To protect yourself, learn the signs of an identity theft scam. Safeguard your personal information such as your Social Security number, address, phone, email address, work history and more, particularly when you are applying for a work-at-home job in which you may never actually meet your employer.
02Do not give out your personal information until a job is offered
Never give out your Social Security number or bank or credit card information on an application or in an email. This is not needed in the application process. When you have an offer of employment, your Social Security number will be needed at that point. or when doing a background check is that is a requirement of the job. Your banking information will be needed if you are being paid via direct deposit. But these are needed only after you have a job offer—not before. And a background check is the only possible expense that a legitimate employer might charge, but most don't, so be wary of any company that wants you to pay for it.
However, even if you have an offer you still need to be careful! Scammers will sometimes take the con to the next level by making it appear that you have been offered a position.
Next see how to tell the bogus job offers from the legitimate ones.
03Ignore unsolicited emails.
If you didn’t apply to a job, then you shouldn’t be getting an offer for one.
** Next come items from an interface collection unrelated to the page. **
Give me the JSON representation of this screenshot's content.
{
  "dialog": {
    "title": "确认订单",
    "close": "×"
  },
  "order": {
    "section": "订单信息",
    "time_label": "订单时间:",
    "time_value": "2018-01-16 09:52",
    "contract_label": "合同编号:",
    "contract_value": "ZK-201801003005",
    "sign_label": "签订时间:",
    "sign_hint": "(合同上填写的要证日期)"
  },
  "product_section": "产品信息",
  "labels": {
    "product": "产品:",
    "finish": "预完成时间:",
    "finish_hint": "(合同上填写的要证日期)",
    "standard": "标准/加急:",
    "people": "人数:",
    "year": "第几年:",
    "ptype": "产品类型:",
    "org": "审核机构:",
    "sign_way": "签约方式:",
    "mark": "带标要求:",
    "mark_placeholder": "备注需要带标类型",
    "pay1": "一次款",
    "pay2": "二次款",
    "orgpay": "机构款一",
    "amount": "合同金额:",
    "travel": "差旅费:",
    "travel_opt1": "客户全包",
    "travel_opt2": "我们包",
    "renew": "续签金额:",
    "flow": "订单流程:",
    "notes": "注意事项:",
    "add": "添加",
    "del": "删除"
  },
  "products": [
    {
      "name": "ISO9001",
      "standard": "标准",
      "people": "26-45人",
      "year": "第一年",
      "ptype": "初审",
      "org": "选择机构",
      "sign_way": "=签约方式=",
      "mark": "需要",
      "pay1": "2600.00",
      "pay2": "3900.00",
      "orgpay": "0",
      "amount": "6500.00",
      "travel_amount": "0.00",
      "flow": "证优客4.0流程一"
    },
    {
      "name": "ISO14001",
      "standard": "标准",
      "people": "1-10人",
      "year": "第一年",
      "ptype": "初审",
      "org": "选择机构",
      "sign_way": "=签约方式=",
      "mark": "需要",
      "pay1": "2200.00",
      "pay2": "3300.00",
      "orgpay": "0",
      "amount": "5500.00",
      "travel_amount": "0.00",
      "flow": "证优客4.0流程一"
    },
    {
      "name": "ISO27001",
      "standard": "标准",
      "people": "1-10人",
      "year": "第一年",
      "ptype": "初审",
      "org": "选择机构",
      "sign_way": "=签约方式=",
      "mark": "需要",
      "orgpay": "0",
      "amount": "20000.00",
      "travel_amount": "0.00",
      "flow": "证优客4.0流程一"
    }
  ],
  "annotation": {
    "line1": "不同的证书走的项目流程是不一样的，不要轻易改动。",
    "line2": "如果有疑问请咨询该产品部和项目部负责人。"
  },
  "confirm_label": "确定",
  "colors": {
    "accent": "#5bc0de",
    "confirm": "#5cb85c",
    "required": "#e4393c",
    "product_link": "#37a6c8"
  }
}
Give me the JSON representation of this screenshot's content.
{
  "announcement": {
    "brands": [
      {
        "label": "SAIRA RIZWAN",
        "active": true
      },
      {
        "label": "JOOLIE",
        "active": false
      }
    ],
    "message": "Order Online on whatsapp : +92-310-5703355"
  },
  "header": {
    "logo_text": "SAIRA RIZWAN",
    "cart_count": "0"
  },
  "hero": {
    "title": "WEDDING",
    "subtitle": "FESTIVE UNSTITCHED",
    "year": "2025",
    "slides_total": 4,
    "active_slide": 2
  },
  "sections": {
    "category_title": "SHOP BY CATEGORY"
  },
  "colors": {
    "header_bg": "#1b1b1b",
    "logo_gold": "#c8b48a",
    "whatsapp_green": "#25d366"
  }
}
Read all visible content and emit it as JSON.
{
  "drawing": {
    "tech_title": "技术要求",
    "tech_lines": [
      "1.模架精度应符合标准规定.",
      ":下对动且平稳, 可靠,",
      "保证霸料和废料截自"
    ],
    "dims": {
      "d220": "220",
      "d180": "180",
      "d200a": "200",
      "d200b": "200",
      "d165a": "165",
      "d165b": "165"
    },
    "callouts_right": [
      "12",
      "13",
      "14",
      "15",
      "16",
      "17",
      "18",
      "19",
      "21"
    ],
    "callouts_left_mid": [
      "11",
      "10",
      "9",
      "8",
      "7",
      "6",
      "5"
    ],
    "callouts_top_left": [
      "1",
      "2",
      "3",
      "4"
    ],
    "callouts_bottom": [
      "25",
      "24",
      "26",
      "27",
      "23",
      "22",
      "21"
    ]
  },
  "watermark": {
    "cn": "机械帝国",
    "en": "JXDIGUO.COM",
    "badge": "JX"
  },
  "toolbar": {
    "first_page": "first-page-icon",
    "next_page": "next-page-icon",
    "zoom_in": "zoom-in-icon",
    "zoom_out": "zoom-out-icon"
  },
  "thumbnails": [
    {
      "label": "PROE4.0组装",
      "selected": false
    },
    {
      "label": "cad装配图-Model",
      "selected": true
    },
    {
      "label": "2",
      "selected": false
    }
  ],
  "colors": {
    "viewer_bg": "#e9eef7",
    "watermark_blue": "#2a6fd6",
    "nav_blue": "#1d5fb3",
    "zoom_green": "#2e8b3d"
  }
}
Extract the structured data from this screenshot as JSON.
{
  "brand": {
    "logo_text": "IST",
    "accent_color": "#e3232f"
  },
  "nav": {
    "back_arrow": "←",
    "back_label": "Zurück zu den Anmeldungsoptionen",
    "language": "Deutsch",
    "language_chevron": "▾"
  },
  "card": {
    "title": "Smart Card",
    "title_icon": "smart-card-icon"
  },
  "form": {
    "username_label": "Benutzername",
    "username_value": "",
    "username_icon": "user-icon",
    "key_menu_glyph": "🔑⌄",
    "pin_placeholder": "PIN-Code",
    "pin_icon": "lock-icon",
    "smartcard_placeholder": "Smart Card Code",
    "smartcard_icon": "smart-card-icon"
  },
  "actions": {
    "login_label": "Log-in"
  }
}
Even if the email is not a job offer but instead an invitation to apply for a job, this could well be a scam. Legitimate employers don’t send out mass emails looking for job candidates. They post jobs then advertise the postings through mass media. Look at the email address carefully. If it is from a Gmail or Yahoo account or the like, be very suspicious. Generally emails should have the company's domain after the @ symbol, though this can be faked.
But even if you have found the job posting yourself and it wasn't sent to you, it could still be a phishing scam.
Read on to see how to know if a job posting is for real.
04Research before you apply for a job.
If the company you are applying to is familiar to you, do a Google search for it and be sure the URL where you see the posting matches the company’s legitimate website. Check carefully for misspellings. It’s always a good idea anyway if you find a posting on a job search engine, like Monster or Indeed, to go directly to the website and learn as much as possible about the company before applying.
Just be sure that you check very carefully that website where you are applying matches the real one. Scammers will make fake websites with slightly different URLs to ensnare people.
Read on to learn how to recognize a scam.
05Know the signs of a scam.
If the company isn’t familiar to you, examine its website for signs of a scams and try to make real-world contact by phone or in person, before applying to anything. Be suspicious if there are typos in the ad or emails, if the job is offered quickly, if the job is too easy or it pays too much. These are all signs of a scam.
Read more about the signs of a scam.